* **Record set**:
▬▬▬▬▬▬

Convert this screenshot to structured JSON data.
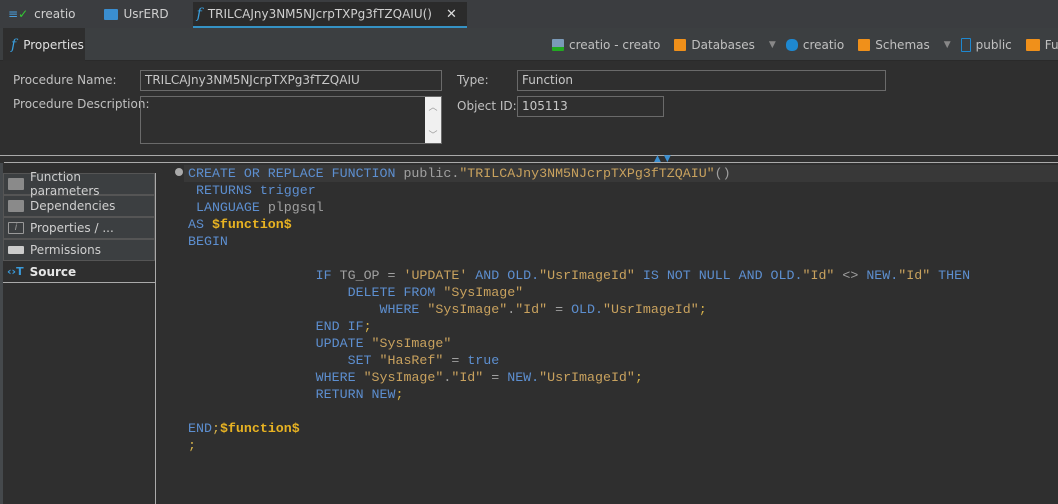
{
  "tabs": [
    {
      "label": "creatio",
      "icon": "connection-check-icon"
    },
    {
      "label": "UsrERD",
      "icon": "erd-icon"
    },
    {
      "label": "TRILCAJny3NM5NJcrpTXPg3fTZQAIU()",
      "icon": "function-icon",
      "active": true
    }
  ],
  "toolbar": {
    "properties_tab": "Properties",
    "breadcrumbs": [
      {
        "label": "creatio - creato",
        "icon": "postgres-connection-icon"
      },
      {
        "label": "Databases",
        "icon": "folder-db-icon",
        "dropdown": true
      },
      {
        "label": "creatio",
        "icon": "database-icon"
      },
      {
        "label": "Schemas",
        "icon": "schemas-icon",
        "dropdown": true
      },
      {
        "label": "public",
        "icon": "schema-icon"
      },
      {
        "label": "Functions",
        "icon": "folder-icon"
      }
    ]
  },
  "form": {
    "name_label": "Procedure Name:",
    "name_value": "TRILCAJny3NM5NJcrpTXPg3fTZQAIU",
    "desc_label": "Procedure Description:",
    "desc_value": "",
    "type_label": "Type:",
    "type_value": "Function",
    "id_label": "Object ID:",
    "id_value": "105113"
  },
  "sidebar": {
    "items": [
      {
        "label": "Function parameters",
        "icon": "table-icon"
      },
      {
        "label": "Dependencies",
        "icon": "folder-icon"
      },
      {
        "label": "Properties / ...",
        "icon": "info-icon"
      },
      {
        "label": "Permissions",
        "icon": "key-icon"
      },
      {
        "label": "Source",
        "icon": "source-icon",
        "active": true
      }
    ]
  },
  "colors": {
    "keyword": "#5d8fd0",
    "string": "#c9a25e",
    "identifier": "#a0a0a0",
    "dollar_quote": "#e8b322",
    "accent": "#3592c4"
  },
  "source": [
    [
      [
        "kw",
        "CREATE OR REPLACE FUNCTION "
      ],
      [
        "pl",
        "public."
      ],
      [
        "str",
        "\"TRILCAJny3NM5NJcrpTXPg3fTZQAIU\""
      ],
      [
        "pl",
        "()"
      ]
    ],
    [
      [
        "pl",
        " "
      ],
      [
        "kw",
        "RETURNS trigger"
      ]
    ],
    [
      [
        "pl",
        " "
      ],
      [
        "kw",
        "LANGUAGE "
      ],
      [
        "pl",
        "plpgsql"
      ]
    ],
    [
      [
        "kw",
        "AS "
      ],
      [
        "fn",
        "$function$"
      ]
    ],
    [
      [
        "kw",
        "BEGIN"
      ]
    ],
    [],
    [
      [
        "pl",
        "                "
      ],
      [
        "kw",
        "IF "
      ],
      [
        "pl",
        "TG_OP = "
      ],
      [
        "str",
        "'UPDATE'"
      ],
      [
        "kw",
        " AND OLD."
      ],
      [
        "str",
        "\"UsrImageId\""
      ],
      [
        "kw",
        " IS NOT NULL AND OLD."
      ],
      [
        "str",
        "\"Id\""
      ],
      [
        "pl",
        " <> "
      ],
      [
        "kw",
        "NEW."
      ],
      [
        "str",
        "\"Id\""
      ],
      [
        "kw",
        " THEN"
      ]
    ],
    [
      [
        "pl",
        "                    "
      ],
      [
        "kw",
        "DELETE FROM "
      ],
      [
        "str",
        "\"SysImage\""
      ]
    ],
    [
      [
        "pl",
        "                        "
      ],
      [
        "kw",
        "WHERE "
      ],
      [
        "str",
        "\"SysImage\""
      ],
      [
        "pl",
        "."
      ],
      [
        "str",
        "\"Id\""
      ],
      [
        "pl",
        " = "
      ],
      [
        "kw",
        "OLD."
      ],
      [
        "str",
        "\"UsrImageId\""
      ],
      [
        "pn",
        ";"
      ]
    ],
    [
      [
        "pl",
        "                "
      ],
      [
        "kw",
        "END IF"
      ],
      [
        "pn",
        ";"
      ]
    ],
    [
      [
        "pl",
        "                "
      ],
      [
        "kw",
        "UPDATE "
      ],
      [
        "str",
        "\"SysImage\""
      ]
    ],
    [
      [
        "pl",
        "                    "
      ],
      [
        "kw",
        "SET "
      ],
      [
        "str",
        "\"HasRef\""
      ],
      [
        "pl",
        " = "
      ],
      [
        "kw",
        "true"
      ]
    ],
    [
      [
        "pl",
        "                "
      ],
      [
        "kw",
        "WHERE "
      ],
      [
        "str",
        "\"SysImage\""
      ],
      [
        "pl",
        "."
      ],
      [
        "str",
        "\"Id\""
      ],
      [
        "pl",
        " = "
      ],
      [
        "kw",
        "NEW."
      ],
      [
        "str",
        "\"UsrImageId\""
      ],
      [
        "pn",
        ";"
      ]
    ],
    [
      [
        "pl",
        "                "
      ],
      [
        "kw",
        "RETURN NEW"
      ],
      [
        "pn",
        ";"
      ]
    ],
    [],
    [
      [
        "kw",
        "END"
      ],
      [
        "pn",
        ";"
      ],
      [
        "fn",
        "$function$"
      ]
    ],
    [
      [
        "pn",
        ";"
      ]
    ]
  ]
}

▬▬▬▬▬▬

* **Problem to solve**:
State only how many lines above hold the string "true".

* **Result of the exercise**:
5